I want to share with you that today, Newspress Editor, Travis Armstrong published the following opinion piece. Of course it is isn't surprising to see, but I hope that it will further be a reason of outrage.
Opinion: Why they're smearing Randall Van Wolfswinkel Travis Armstrong October 1, 2009 6:53 AM
How predictable. The smearing of Randall Van Wolfswinkel has started, courtesy of the usual suspects. Santa Barbara's politicians, their local high-density developer friends, subsidized housing activists and biased journalists can talk all they want about the need to be civil.
But these are the folks who come out with personal attacks whenever people refuse to kowtow to them. They'll make anonymous accusations filled with innuendo. They'll make excuse after excuse for government leaders whose official actions have harmed your quality of life.
So the attacks on Mr. Van Wolfswinkel were to be expected.
I recall thinking about this months ago when having lunch with him. Does anyone really want to put himself or herself in the firing line of this cabal of incivility?
I wanted to tell Mr. Van Wolfswinkel, for his own sake, that he just forget about getting involved. He's a contemplative, rather quiet fellow who doesn't need the headache. He has a family to care for and a company to run.
But Mr. Van Wolfswinkel's concern for his hometown's future means he'll endure the name-calling and insults. He's become a major contributor to reform-minded mayoral and council candidates. He supports Measure B, a ballot initiative aimed at stopping tall development.
Mr. Van Wolfswinkel is a local kid. He attended Cleveland Elementary School, Santa Barbara Junior High and Santa Barbara High School. He made it big after college. His company builds single-family homes in Texas.
But Santa Barbara has never left this heart.
Like many of you, he's fed up with overdevelopment, gang violence and the mismanagement of city finances. He says he wants positive change in our community.
Here's his story, in his own words, as I first relayed to you in a column in August before his $243,000 in contributions made the news. He says:
"When I was young, I mowed lawns in the neighborhood and started my own sprinkler service. I used to ride my bike to school and the different routes I would take whetted my interest in architecture and the beauty of many of our Santa Barbara homes and buildings.
"Later, I went away to college, attending Cal State Northridge. Soon after, I moved to Texas to work with my brother who was building homes, and a year later I started my own home-building company.
"I have built many homes in Texas and I feel like it is an appropriate place for growth with all the open spaces, freeways and resources which are very different from this community. Santa Barbara is largely built out to capacity and cannot handle many more people.
"My family still lives in Santa Barbara and I'm here quite often. I bought a home in (this community) three years ago because my goal is to live here full time.
"In recent years, my family, friends and I have been distressed to see the impact of overdevelopment, lack of fiscal responsibility, crime and vagrancy on Santa Barbara.
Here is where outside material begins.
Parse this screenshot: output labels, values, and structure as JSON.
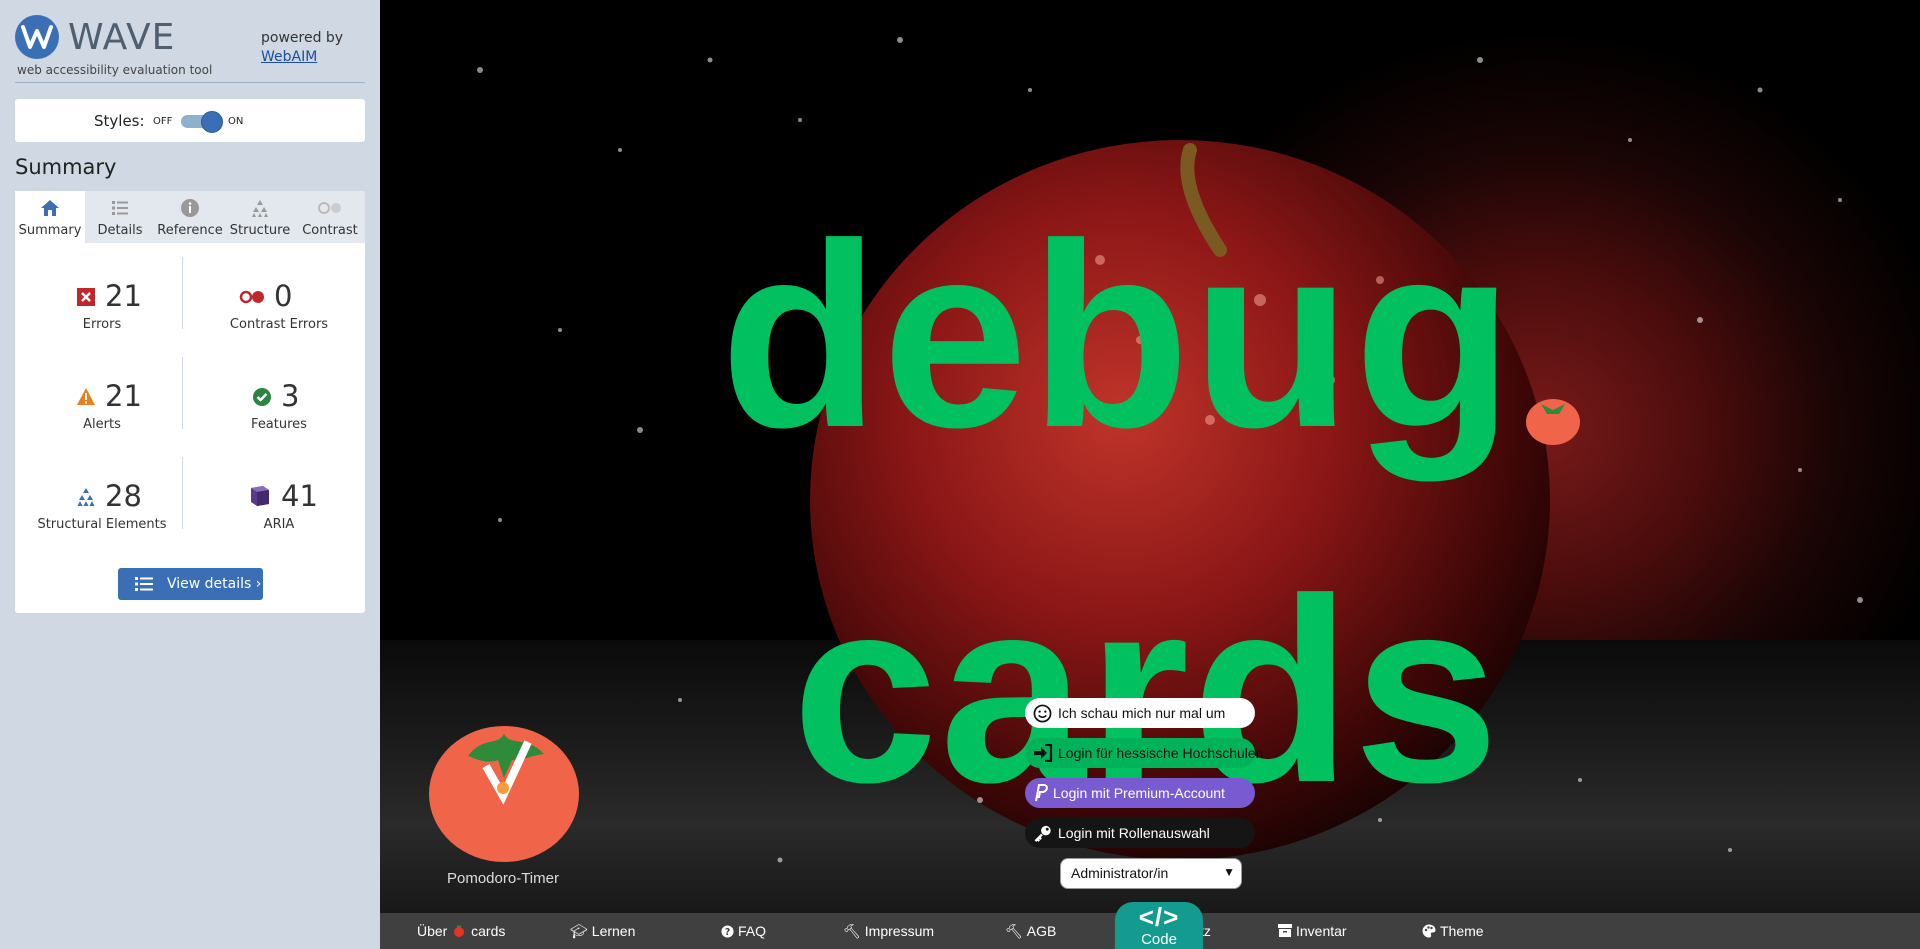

We see the majestic community that drew us here over 40 years ago quickly disappearing . . .
"Cynics and doubters say, 'What's in it for you?' The truth is there's nothing in it for me other than the satisfaction of knowing I helped -- in some small measure -- to maintain our 'American Riviera,' our paradise by the sea. There's no personal financial gain as my company does not build homes in Santa Barbara, nor does it have any plans to do so. Any such accusations or insinuations are wrong."
The accusations or insinuations may be wrong, but that's never stopped those who are running Santa Barbara. Or should I say, those who are running Santa Barbara into the ground?
So to Mr. Van Wolfswinkel, I say thank you and apologize for those who'd treat a hometown kid with a good heart in such a way.
At this point, you're more than entitled to fight back in any manner you wish.
Travis Armstrong is the editorial page editor of the News-Press and host of a weekly talk show on AM 1290.